## WHAT IS NEEDED:
Scan the records below and copy every line that contains the string "Nubes".

## Source data:
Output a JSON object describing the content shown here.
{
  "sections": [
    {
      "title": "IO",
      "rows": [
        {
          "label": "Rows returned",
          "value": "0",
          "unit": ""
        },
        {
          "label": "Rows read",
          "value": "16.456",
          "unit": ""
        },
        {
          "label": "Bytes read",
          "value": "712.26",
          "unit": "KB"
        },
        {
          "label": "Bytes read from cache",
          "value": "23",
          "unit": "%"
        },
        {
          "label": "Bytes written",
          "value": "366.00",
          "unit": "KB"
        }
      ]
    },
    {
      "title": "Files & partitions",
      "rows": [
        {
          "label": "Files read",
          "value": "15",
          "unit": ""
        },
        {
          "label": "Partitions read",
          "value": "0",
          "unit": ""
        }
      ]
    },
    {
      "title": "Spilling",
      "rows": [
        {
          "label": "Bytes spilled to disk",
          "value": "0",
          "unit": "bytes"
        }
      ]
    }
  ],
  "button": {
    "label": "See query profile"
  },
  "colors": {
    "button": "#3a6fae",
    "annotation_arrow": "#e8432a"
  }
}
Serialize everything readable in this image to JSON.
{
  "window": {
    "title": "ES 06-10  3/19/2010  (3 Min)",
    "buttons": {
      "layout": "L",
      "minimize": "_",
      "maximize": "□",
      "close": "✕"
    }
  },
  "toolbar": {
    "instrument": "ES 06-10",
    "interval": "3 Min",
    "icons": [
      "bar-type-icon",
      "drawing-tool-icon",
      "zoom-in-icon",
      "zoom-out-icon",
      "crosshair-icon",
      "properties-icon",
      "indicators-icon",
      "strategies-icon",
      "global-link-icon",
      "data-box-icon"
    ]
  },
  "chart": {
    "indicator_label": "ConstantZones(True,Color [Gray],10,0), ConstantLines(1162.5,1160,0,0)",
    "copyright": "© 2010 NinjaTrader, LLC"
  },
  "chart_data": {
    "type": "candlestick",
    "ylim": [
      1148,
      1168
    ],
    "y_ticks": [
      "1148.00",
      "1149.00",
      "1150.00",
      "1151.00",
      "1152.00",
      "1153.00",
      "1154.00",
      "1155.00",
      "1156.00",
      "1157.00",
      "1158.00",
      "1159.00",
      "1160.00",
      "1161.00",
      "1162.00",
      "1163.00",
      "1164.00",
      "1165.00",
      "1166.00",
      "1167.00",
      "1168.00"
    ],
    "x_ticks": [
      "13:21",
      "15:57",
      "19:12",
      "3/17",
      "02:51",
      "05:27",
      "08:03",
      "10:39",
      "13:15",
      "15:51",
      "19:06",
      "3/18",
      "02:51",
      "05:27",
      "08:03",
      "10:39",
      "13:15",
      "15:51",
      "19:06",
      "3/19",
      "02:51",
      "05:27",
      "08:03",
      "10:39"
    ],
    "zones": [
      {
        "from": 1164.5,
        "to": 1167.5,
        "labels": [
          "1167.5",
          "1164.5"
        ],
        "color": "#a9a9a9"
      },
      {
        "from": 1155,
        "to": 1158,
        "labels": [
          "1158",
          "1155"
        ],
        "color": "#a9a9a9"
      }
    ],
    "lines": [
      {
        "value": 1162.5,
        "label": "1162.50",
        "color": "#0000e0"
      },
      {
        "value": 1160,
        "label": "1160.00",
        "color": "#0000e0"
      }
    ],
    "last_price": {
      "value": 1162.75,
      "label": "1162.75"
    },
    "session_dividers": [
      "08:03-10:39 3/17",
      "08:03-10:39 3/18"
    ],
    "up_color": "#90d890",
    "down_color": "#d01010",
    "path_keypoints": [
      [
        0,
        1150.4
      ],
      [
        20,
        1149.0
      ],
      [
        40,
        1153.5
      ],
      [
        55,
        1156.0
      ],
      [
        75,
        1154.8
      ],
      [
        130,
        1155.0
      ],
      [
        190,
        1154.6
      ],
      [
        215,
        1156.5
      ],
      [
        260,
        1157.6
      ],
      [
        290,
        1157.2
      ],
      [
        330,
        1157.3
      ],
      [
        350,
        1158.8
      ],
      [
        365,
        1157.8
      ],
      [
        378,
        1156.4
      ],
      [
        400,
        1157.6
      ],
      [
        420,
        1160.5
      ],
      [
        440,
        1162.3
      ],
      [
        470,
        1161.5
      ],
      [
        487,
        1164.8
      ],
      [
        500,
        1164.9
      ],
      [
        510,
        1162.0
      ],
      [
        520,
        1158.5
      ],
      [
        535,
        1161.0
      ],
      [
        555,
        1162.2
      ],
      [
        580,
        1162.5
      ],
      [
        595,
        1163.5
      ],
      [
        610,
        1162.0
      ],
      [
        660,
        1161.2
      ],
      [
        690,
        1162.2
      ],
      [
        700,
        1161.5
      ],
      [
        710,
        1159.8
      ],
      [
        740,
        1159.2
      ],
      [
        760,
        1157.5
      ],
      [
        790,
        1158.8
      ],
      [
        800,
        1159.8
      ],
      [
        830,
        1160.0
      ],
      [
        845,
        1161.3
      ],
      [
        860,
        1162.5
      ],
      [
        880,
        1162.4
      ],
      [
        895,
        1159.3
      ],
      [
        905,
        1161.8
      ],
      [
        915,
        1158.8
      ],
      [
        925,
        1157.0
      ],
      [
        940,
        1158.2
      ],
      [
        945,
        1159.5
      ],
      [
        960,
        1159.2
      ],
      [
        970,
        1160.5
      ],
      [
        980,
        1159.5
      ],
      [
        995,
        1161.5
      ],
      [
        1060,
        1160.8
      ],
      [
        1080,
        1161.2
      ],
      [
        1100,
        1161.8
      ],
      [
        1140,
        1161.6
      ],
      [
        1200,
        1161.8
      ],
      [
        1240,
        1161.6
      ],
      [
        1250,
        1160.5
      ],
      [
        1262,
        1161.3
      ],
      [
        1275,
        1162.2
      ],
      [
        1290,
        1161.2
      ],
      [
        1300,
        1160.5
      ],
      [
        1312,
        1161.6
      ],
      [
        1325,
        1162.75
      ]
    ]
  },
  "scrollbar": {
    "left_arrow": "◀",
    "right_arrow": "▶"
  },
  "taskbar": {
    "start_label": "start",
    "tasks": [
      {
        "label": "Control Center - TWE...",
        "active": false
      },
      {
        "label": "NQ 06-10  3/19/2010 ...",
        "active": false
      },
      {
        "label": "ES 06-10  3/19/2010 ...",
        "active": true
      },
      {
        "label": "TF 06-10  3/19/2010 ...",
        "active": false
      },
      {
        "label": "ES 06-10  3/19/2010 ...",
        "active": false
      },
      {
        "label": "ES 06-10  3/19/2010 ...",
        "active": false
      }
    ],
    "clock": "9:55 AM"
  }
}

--

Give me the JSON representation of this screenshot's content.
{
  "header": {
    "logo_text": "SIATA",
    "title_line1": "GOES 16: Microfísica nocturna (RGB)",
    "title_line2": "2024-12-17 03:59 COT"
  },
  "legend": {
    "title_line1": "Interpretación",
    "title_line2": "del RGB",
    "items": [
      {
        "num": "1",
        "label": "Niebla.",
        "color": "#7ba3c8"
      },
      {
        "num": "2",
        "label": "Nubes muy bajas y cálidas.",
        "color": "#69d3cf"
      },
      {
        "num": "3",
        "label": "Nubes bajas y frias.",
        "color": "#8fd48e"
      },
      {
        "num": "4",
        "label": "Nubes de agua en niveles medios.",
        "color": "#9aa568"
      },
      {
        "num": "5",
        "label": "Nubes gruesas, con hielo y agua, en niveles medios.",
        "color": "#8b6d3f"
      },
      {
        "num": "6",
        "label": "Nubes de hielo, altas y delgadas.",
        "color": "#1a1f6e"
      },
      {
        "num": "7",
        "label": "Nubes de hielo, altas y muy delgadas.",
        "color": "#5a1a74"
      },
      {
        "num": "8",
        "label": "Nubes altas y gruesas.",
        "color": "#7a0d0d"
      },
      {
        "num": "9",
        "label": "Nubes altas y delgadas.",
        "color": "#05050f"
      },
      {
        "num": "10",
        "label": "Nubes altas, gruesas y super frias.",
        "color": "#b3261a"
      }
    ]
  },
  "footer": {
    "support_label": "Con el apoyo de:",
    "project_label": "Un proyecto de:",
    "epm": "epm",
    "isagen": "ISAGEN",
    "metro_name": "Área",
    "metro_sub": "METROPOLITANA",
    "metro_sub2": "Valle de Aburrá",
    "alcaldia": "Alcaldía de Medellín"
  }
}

## REPLY TO THE EXERCISE:
        "label": "Nubes muy bajas y cálidas.",
        "label": "Nubes bajas y frias.",
        "label": "Nubes de agua en niveles medios.",
        "label": "Nubes gruesas, con hielo y agua, en niveles medios.",
        "label": "Nubes de hielo, altas y delgadas.",
        "label": "Nubes de hielo, altas y muy delgadas.",
        "label": "Nubes altas y gruesas.",
        "label": "Nubes altas y delgadas.",
        "label": "Nubes altas, gruesas y super frias.",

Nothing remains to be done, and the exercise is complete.